Yes. If you took out an EIDL between February 15, 2020-June 30, 2020, you can refinance it into a PPP loan and add the outstanding loan amount to the “payroll” portion of the PPP loan. Also, as noted above, if you accept the $10,000 EIDL emergency grant and then secure a PPP loan, the $10,000 grant will be subtracted from the forgiveness amount (with result that the EIDL grant was then, in effect, an advance on the PPP loan.)

It’s important to note that disaster loans, in general, must not duplicate benefits received from another source, and the PPP also does not allow for duplication of benefits.

What should I do?

Given SBA rules about duplication of benefits, if a business has already borrowed under PPP, some or all of that business’s EIDL eligibility may be reduced by the amount of the PPP loan, to the extent that the PPP loan covered losses the EIDL would otherwise cover. So, getting PPP first may obviate need or eligibility for EIDL.

However, you need not delay applying for EIDL. You generally have 60 days from loan approval to decide to accept an EIDL and can get extensions to give more time to consider. If you later qualify for a PPP loan you may be able to refinance that EIDL loan, which isn’t forgivable, into a forgivable PPP loan. So, to the extent your EIDL loan covered items which would be PPP-eligible, it appears your PPP loan would replace the EIDL loan.

Given that PPP loans can be for up to $10 million and EIDLs max out at $2 million, it’s possible that even if you get the max EIDL loan, you may still be able to get PPP funds. Likewise, you may have a need that isn’t eligible for PPP funds but for which you could get an EIDL. Put another way, if you created a Venn diagram of EIDL eligibility and PPP eligibility, there would be a great deal of overlap but not necessarily 100%.

Thus, it may be helpful to think about loan funding in several tiers. First, loan funds that need not be repaid. This includes the first $10,000 of EIDL funding and any portion of a PPP loan that is forgivable. Businesses should plan carefully to maximize this tier.

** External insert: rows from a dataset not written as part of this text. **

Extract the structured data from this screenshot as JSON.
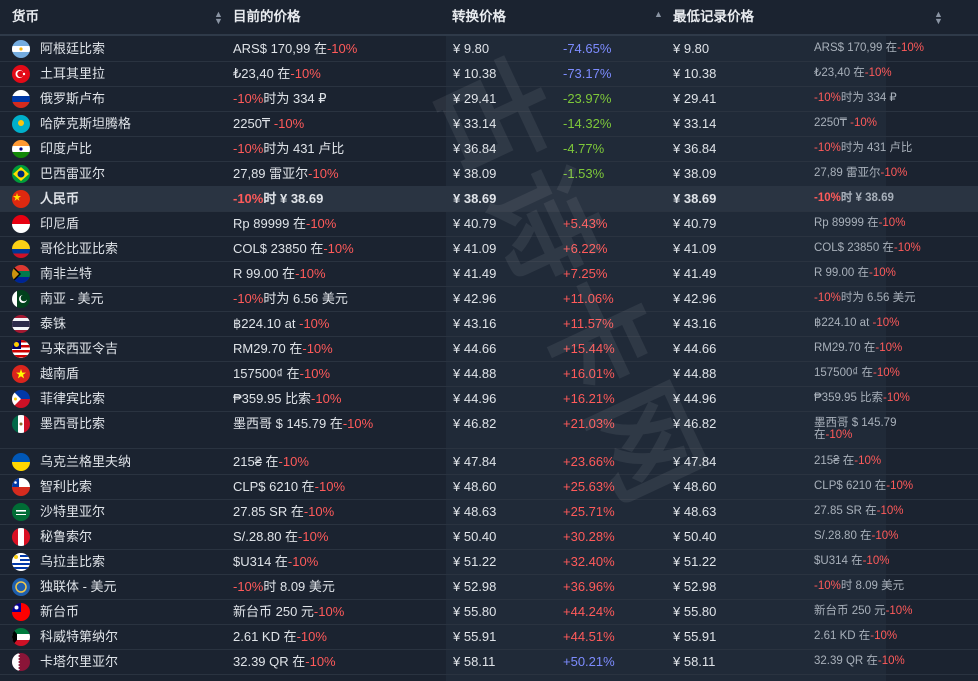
{
  "header": {
    "currency": "货币",
    "current": "目前的价格",
    "converted": "转换价格",
    "lowest": "最低记录价格"
  },
  "watermark": "古诗卡网",
  "colors": {
    "negative_red": "#ff5a5a",
    "pct_blue": "#7d8cff",
    "pct_green": "#7ec83a",
    "pct_red": "#ff5a5a"
  },
  "rows": [
    {
      "name": "阿根廷比索",
      "flag": "flag-ar",
      "cur": "ARS$ 170,99 在",
      "off": "-10%",
      "conv": "¥ 9.80",
      "pct": "-74.65%",
      "pcolor": "blue",
      "low": "¥ 9.80",
      "low_cur": "ARS$ 170,99 在",
      "low_off": "-10%"
    },
    {
      "name": "土耳其里拉",
      "flag": "flag-tr",
      "cur": "₺23,40 在",
      "off": "-10%",
      "conv": "¥ 10.38",
      "pct": "-73.17%",
      "pcolor": "blue",
      "low": "¥ 10.38",
      "low_cur": "₺23,40 在",
      "low_off": "-10%"
    },
    {
      "name": "俄罗斯卢布",
      "flag": "flag-ru",
      "pre": "-10%",
      "cur": "时为 334 ₽",
      "off": "",
      "conv": "¥ 29.41",
      "pct": "-23.97%",
      "pcolor": "green",
      "low": "¥ 29.41",
      "low_pre": "-10%",
      "low_cur": "时为 334 ₽",
      "low_off": ""
    },
    {
      "name": "哈萨克斯坦腾格",
      "flag": "flag-kz",
      "cur": "2250₸ ",
      "off": "-10%",
      "conv": "¥ 33.14",
      "pct": "-14.32%",
      "pcolor": "green",
      "low": "¥ 33.14",
      "low_cur": "2250₸ ",
      "low_off": "-10%"
    },
    {
      "name": "印度卢比",
      "flag": "flag-in",
      "pre": "-10%",
      "cur": "时为 431 卢比",
      "off": "",
      "conv": "¥ 36.84",
      "pct": "-4.77%",
      "pcolor": "green",
      "low": "¥ 36.84",
      "low_pre": "-10%",
      "low_cur": "时为 431 卢比",
      "low_off": ""
    },
    {
      "name": "巴西雷亚尔",
      "flag": "flag-br",
      "cur": "27,89 雷亚尔",
      "off": "-10%",
      "conv": "¥ 38.09",
      "pct": "-1.53%",
      "pcolor": "green",
      "low": "¥ 38.09",
      "low_cur": "27,89 雷亚尔",
      "low_off": "-10%"
    },
    {
      "name": "人民币",
      "flag": "flag-cn",
      "pre": "-10%",
      "cur": "时 ¥ 38.69",
      "off": "",
      "conv": "¥ 38.69",
      "pct": "",
      "pcolor": "",
      "low": "¥ 38.69",
      "low_pre": "-10%",
      "low_cur": "时 ¥ 38.69",
      "low_off": "",
      "highlight": true
    },
    {
      "name": "印尼盾",
      "flag": "flag-id",
      "cur": "Rp 89999 在",
      "off": "-10%",
      "conv": "¥ 40.79",
      "pct": "+5.43%",
      "pcolor": "red",
      "low": "¥ 40.79",
      "low_cur": "Rp 89999 在",
      "low_off": "-10%"
    },
    {
      "name": "哥伦比亚比索",
      "flag": "flag-co",
      "cur": "COL$ 23850 在",
      "off": "-10%",
      "conv": "¥ 41.09",
      "pct": "+6.22%",
      "pcolor": "red",
      "low": "¥ 41.09",
      "low_cur": "COL$ 23850 在",
      "low_off": "-10%"
    },
    {
      "name": "南非兰特",
      "flag": "flag-za",
      "cur": "R 99.00 在",
      "off": "-10%",
      "conv": "¥ 41.49",
      "pct": "+7.25%",
      "pcolor": "red",
      "low": "¥ 41.49",
      "low_cur": "R 99.00 在",
      "low_off": "-10%"
    },
    {
      "name": "南亚 - 美元",
      "flag": "flag-pk",
      "pre": "-10%",
      "cur": "时为 6.56 美元",
      "off": "",
      "conv": "¥ 42.96",
      "pct": "+11.06%",
      "pcolor": "red",
      "low": "¥ 42.96",
      "low_pre": "-10%",
      "low_cur": "时为 6.56 美元",
      "low_off": ""
    },
    {
      "name": "泰铢",
      "flag": "flag-th",
      "cur": "฿224.10 at ",
      "off": "-10%",
      "conv": "¥ 43.16",
      "pct": "+11.57%",
      "pcolor": "red",
      "low": "¥ 43.16",
      "low_cur": "฿224.10 at ",
      "low_off": "-10%"
    },
    {
      "name": "马来西亚令吉",
      "flag": "flag-my",
      "cur": "RM29.70 在",
      "off": "-10%",
      "conv": "¥ 44.66",
      "pct": "+15.44%",
      "pcolor": "red",
      "low": "¥ 44.66",
      "low_cur": "RM29.70 在",
      "low_off": "-10%"
    },
    {
      "name": "越南盾",
      "flag": "flag-vn",
      "cur": "157500₫ 在",
      "off": "-10%",
      "conv": "¥ 44.88",
      "pct": "+16.01%",
      "pcolor": "red",
      "low": "¥ 44.88",
      "low_cur": "157500₫ 在",
      "low_off": "-10%"
    },
    {
      "name": "菲律宾比索",
      "flag": "flag-ph",
      "cur": "₱359.95 比索",
      "off": "-10%",
      "conv": "¥ 44.96",
      "pct": "+16.21%",
      "pcolor": "red",
      "low": "¥ 44.96",
      "low_cur": "₱359.95 比索",
      "low_off": "-10%"
    },
    {
      "name": "墨西哥比索",
      "flag": "flag-mx",
      "cur": "墨西哥 $ 145.79 在",
      "off": "-10%",
      "conv": "¥ 46.82",
      "pct": "+21.03%",
      "pcolor": "red",
      "low": "¥ 46.82",
      "low_cur": "墨西哥 $ 145.79",
      "low_cur2": "在",
      "low_off": "-10%",
      "tall": true
    },
    {
      "name": "乌克兰格里夫纳",
      "flag": "flag-ua",
      "cur": "215₴ 在",
      "off": "-10%",
      "conv": "¥ 47.84",
      "pct": "+23.66%",
      "pcolor": "red",
      "low": "¥ 47.84",
      "low_cur": "215₴ 在",
      "low_off": "-10%"
    },
    {
      "name": "智利比索",
      "flag": "flag-cl",
      "cur": "CLP$ 6210 在",
      "off": "-10%",
      "conv": "¥ 48.60",
      "pct": "+25.63%",
      "pcolor": "red",
      "low": "¥ 48.60",
      "low_cur": "CLP$ 6210 在",
      "low_off": "-10%"
    },
    {
      "name": "沙特里亚尔",
      "flag": "flag-sa",
      "cur": "27.85 SR 在",
      "off": "-10%",
      "conv": "¥ 48.63",
      "pct": "+25.71%",
      "pcolor": "red",
      "low": "¥ 48.63",
      "low_cur": "27.85 SR 在",
      "low_off": "-10%"
    },
    {
      "name": "秘鲁索尔",
      "flag": "flag-pe",
      "cur": "S/.28.80 在",
      "off": "-10%",
      "conv": "¥ 50.40",
      "pct": "+30.28%",
      "pcolor": "red",
      "low": "¥ 50.40",
      "low_cur": "S/.28.80 在",
      "low_off": "-10%"
    },
    {
      "name": "乌拉圭比索",
      "flag": "flag-uy",
      "cur": "$U314 在",
      "off": "-10%",
      "conv": "¥ 51.22",
      "pct": "+32.40%",
      "pcolor": "red",
      "low": "¥ 51.22",
      "low_cur": "$U314 在",
      "low_off": "-10%"
    },
    {
      "name": "独联体 - 美元",
      "flag": "flag-cis",
      "pre": "-10%",
      "cur": "时 8.09 美元",
      "off": "",
      "conv": "¥ 52.98",
      "pct": "+36.96%",
      "pcolor": "red",
      "low": "¥ 52.98",
      "low_pre": "-10%",
      "low_cur": "时 8.09 美元",
      "low_off": ""
    },
    {
      "name": "新台币",
      "flag": "flag-tw",
      "cur": "新台币 250 元",
      "off": "-10%",
      "conv": "¥ 55.80",
      "pct": "+44.24%",
      "pcolor": "red",
      "low": "¥ 55.80",
      "low_cur": "新台币 250 元",
      "low_off": "-10%"
    },
    {
      "name": "科威特第纳尔",
      "flag": "flag-kw",
      "cur": "2.61 KD 在",
      "off": "-10%",
      "conv": "¥ 55.91",
      "pct": "+44.51%",
      "pcolor": "red",
      "low": "¥ 55.91",
      "low_cur": "2.61 KD 在",
      "low_off": "-10%"
    },
    {
      "name": "卡塔尔里亚尔",
      "flag": "flag-qa",
      "cur": "32.39 QR 在",
      "off": "-10%",
      "conv": "¥ 58.11",
      "pct": "+50.21%",
      "pcolor": "blue",
      "low": "¥ 58.11",
      "low_cur": "32.39 QR 在",
      "low_off": "-10%"
    }
  ]
}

Second is loan funds that are not eligible for forgiveness. Under PPP, these loan funds incur 1% interest and have a 2 year repayment term. For needs that don’t fit within the PPP loan’s relatively narrow definitions, EIDL funds may serve as a backstop, with repayment terms of 2.75% (nonprofits) or 3.75% (businesses) of up to 30 years.

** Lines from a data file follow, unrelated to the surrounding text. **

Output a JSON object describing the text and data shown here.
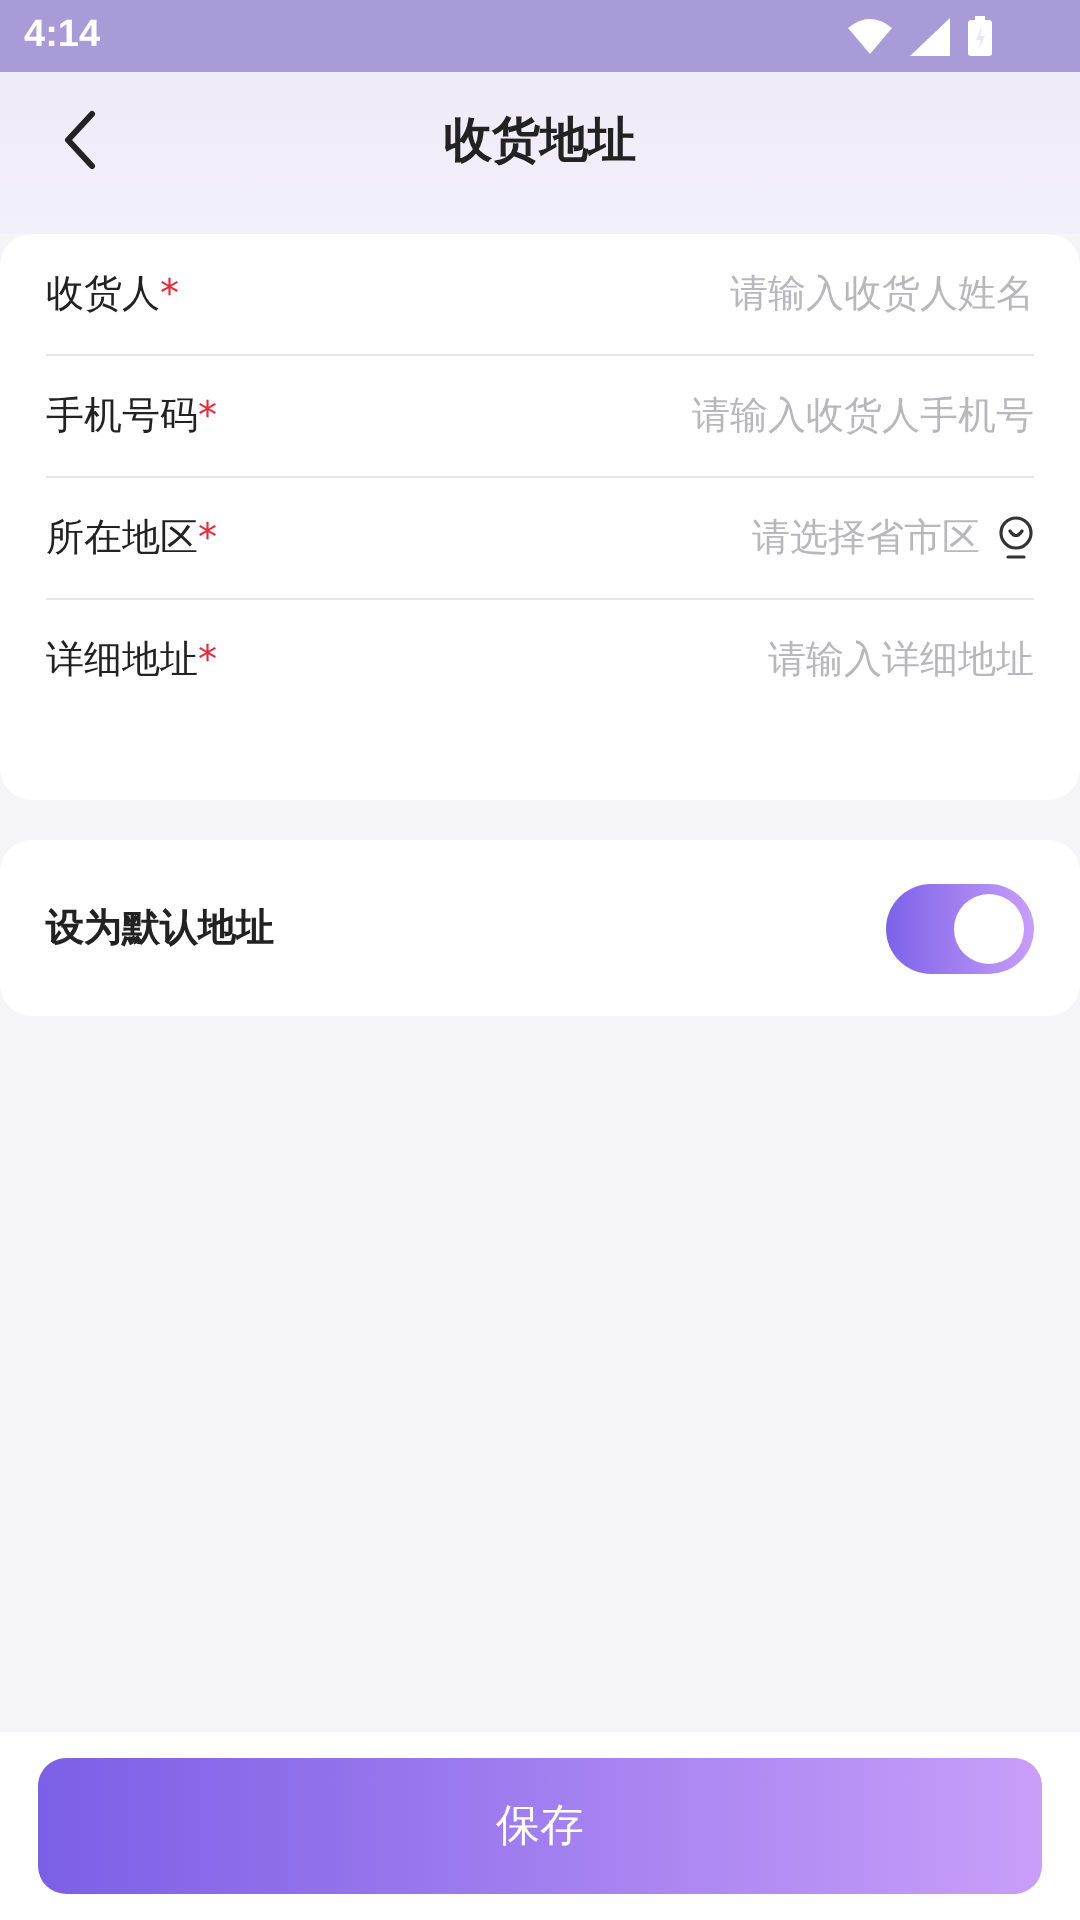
{
  "status_bar": {
    "time": "4:14"
  },
  "header": {
    "title": "收货地址"
  },
  "fields": [
    {
      "kind": "input",
      "label": "收货人",
      "required_mark": "*",
      "placeholder": "请输入收货人姓名"
    },
    {
      "kind": "input",
      "label": "手机号码",
      "required_mark": "*",
      "placeholder": "请输入收货人手机号"
    },
    {
      "kind": "picker",
      "label": "所在地区",
      "required_mark": "*",
      "placeholder": "请选择省市区"
    },
    {
      "kind": "input",
      "label": "详细地址",
      "required_mark": "*",
      "placeholder": "请输入详细地址"
    }
  ],
  "default_setting": {
    "label": "设为默认地址",
    "on": true
  },
  "save_button": {
    "label": "保存"
  }
}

Some organizations may be eligible for one type but not the other. Religious organizations, for example, may apply for PPP but not EIDL. And some loan uses may be covered under EIDL but not PPP.

For more information on how to determine if you are eligible for the Paycheck Protection program, click here for the useful infographic prepared by the U.S. Chamber of Commerce.


Ellen Daniel Williamson | Farrow-Gillespie Heath Witter LLP
Ellen Williamson

Ellen Williamson is of counsel at Farrow-Gillespie Heath Witter LLP. She has more than fifteen years of experience as an attorney, and has practiced probate, estate planning, and guardianship law since 2013. She spent much of her early career with the Small Business Administration Office of Disaster Assistance as liaison with federal law enforcement in the investigation and prosecution of disaster loan fraud. She earned a J.D. from SMU Dedman School of Law.

Copyright 2019 Farrow-Gillespie Heath Witter LLP